[Opening AVAILABLE DATA section]

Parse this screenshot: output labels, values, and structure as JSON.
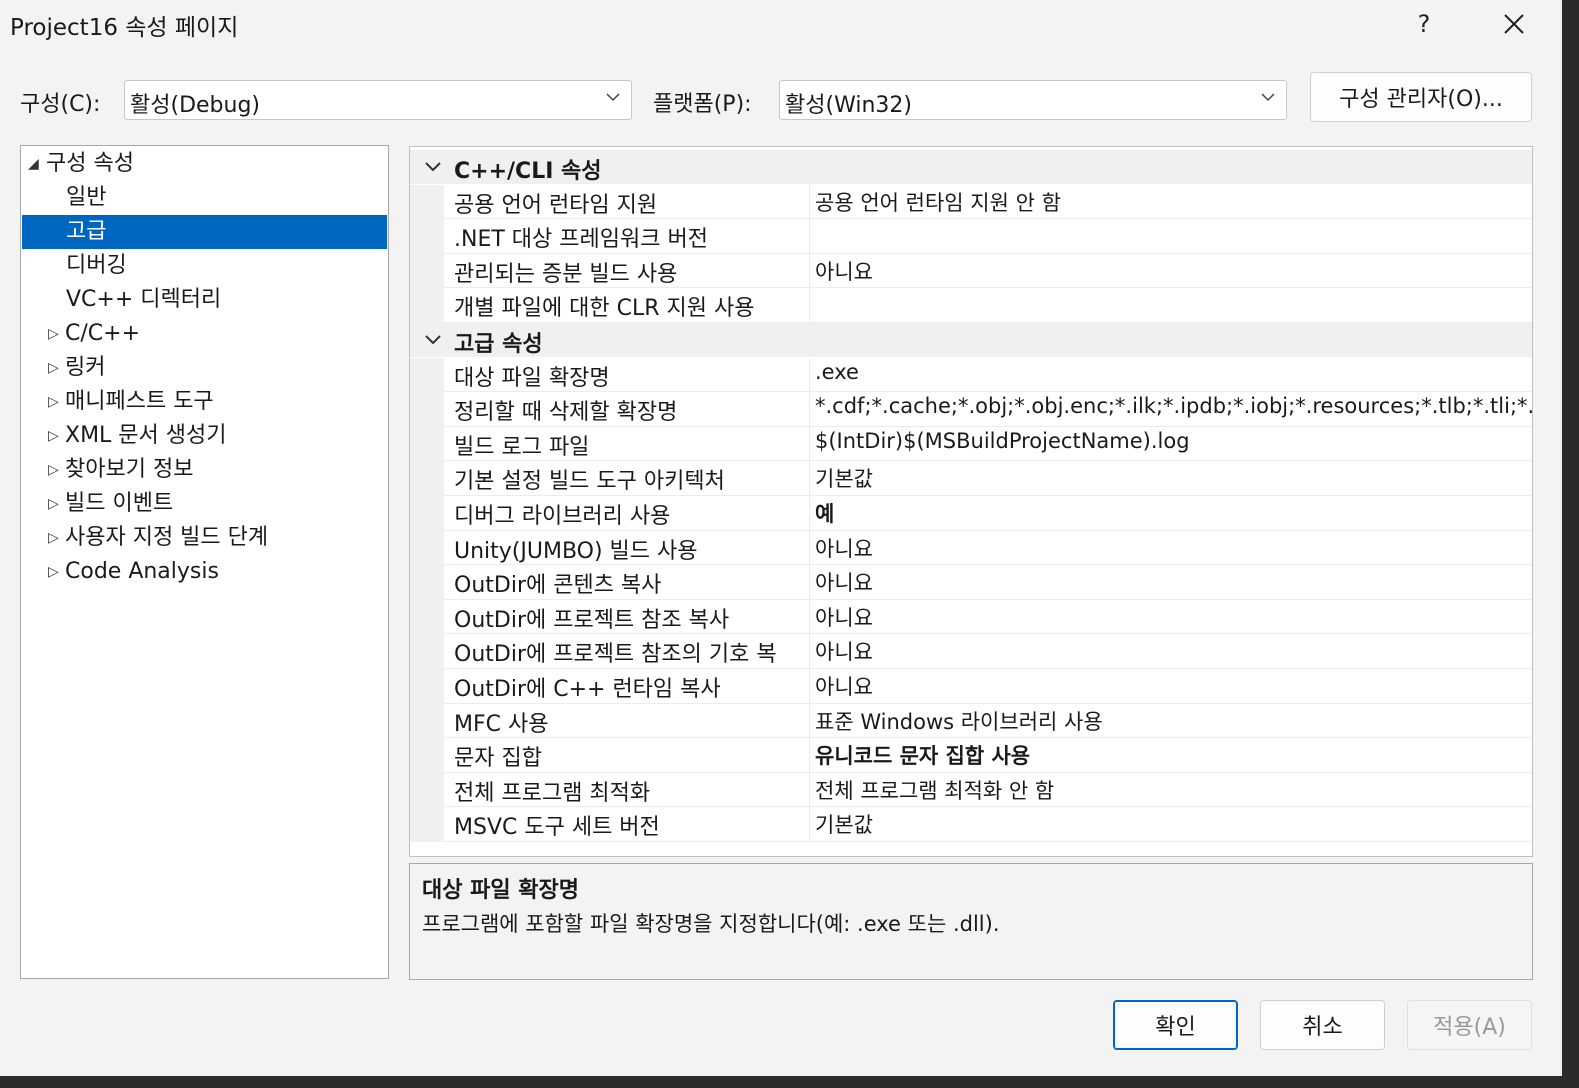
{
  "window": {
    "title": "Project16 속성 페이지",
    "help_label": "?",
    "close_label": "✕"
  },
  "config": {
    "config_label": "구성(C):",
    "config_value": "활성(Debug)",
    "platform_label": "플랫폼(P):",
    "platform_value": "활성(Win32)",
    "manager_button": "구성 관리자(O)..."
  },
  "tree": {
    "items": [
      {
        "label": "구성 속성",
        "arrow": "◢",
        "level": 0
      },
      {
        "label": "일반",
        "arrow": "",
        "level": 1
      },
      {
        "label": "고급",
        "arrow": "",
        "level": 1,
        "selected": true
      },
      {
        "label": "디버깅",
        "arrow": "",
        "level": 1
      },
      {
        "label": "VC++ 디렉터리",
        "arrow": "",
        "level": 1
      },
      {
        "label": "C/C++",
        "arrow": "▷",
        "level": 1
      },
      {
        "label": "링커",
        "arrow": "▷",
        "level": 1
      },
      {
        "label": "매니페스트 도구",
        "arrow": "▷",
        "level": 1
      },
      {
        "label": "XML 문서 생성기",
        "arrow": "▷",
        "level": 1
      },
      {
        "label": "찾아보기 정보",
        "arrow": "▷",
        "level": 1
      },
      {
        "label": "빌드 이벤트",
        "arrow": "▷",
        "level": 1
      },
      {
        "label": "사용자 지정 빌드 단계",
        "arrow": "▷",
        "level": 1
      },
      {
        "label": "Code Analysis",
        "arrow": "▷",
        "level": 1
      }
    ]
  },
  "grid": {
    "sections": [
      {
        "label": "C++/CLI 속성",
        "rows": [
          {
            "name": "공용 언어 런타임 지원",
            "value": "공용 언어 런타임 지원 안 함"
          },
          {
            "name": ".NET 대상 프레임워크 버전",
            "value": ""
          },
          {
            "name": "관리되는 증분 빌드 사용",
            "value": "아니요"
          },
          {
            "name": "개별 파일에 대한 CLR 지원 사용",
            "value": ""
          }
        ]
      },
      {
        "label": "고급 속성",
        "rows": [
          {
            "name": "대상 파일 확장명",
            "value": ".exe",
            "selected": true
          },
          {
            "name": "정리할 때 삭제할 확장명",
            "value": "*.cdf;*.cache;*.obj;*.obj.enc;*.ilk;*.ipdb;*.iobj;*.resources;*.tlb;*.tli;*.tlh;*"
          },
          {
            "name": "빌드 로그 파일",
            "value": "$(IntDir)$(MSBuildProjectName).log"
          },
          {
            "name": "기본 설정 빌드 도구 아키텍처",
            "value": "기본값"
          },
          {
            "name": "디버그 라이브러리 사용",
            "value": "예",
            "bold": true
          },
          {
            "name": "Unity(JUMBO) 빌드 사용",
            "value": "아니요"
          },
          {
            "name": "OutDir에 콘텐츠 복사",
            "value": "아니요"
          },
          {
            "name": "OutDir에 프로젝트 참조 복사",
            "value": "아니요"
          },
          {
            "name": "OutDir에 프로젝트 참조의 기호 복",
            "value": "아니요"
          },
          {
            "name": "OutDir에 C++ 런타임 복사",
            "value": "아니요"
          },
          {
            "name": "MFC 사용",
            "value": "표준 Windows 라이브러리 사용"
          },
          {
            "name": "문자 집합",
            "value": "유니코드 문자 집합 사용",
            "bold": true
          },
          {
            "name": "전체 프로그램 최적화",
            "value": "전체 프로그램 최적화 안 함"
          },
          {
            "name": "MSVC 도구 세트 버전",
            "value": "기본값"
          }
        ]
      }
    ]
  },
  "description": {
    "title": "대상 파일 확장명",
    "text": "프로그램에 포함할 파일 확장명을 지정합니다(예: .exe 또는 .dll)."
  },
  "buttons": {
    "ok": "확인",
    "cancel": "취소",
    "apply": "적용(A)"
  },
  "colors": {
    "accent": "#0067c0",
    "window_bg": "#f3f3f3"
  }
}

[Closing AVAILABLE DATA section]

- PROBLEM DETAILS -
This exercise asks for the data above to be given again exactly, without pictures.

- EXERCISE RESPONSE -
Parse this screenshot: output labels, values, and structure as JSON.
{
  "window": {
    "title": "Project16 속성 페이지",
    "help_label": "?",
    "close_label": "✕"
  },
  "config": {
    "config_label": "구성(C):",
    "config_value": "활성(Debug)",
    "platform_label": "플랫폼(P):",
    "platform_value": "활성(Win32)",
    "manager_button": "구성 관리자(O)..."
  },
  "tree": {
    "items": [
      {
        "label": "구성 속성",
        "arrow": "◢",
        "level": 0
      },
      {
        "label": "일반",
        "arrow": "",
        "level": 1
      },
      {
        "label": "고급",
        "arrow": "",
        "level": 1,
        "selected": true
      },
      {
        "label": "디버깅",
        "arrow": "",
        "level": 1
      },
      {
        "label": "VC++ 디렉터리",
        "arrow": "",
        "level": 1
      },
      {
        "label": "C/C++",
        "arrow": "▷",
        "level": 1
      },
      {
        "label": "링커",
        "arrow": "▷",
        "level": 1
      },
      {
        "label": "매니페스트 도구",
        "arrow": "▷",
        "level": 1
      },
      {
        "label": "XML 문서 생성기",
        "arrow": "▷",
        "level": 1
      },
      {
        "label": "찾아보기 정보",
        "arrow": "▷",
        "level": 1
      },
      {
        "label": "빌드 이벤트",
        "arrow": "▷",
        "level": 1
      },
      {
        "label": "사용자 지정 빌드 단계",
        "arrow": "▷",
        "level": 1
      },
      {
        "label": "Code Analysis",
        "arrow": "▷",
        "level": 1
      }
    ]
  },
  "grid": {
    "sections": [
      {
        "label": "C++/CLI 속성",
        "rows": [
          {
            "name": "공용 언어 런타임 지원",
            "value": "공용 언어 런타임 지원 안 함"
          },
          {
            "name": ".NET 대상 프레임워크 버전",
            "value": ""
          },
          {
            "name": "관리되는 증분 빌드 사용",
            "value": "아니요"
          },
          {
            "name": "개별 파일에 대한 CLR 지원 사용",
            "value": ""
          }
        ]
      },
      {
        "label": "고급 속성",
        "rows": [
          {
            "name": "대상 파일 확장명",
            "value": ".exe",
            "selected": true
          },
          {
            "name": "정리할 때 삭제할 확장명",
            "value": "*.cdf;*.cache;*.obj;*.obj.enc;*.ilk;*.ipdb;*.iobj;*.resources;*.tlb;*.tli;*.tlh;*"
          },
          {
            "name": "빌드 로그 파일",
            "value": "$(IntDir)$(MSBuildProjectName).log"
          },
          {
            "name": "기본 설정 빌드 도구 아키텍처",
            "value": "기본값"
          },
          {
            "name": "디버그 라이브러리 사용",
            "value": "예",
            "bold": true
          },
          {
            "name": "Unity(JUMBO) 빌드 사용",
            "value": "아니요"
          },
          {
            "name": "OutDir에 콘텐츠 복사",
            "value": "아니요"
          },
          {
            "name": "OutDir에 프로젝트 참조 복사",
            "value": "아니요"
          },
          {
            "name": "OutDir에 프로젝트 참조의 기호 복",
            "value": "아니요"
          },
          {
            "name": "OutDir에 C++ 런타임 복사",
            "value": "아니요"
          },
          {
            "name": "MFC 사용",
            "value": "표준 Windows 라이브러리 사용"
          },
          {
            "name": "문자 집합",
            "value": "유니코드 문자 집합 사용",
            "bold": true
          },
          {
            "name": "전체 프로그램 최적화",
            "value": "전체 프로그램 최적화 안 함"
          },
          {
            "name": "MSVC 도구 세트 버전",
            "value": "기본값"
          }
        ]
      }
    ]
  },
  "description": {
    "title": "대상 파일 확장명",
    "text": "프로그램에 포함할 파일 확장명을 지정합니다(예: .exe 또는 .dll)."
  },
  "buttons": {
    "ok": "확인",
    "cancel": "취소",
    "apply": "적용(A)"
  },
  "colors": {
    "accent": "#0067c0",
    "window_bg": "#f3f3f3"
  }
}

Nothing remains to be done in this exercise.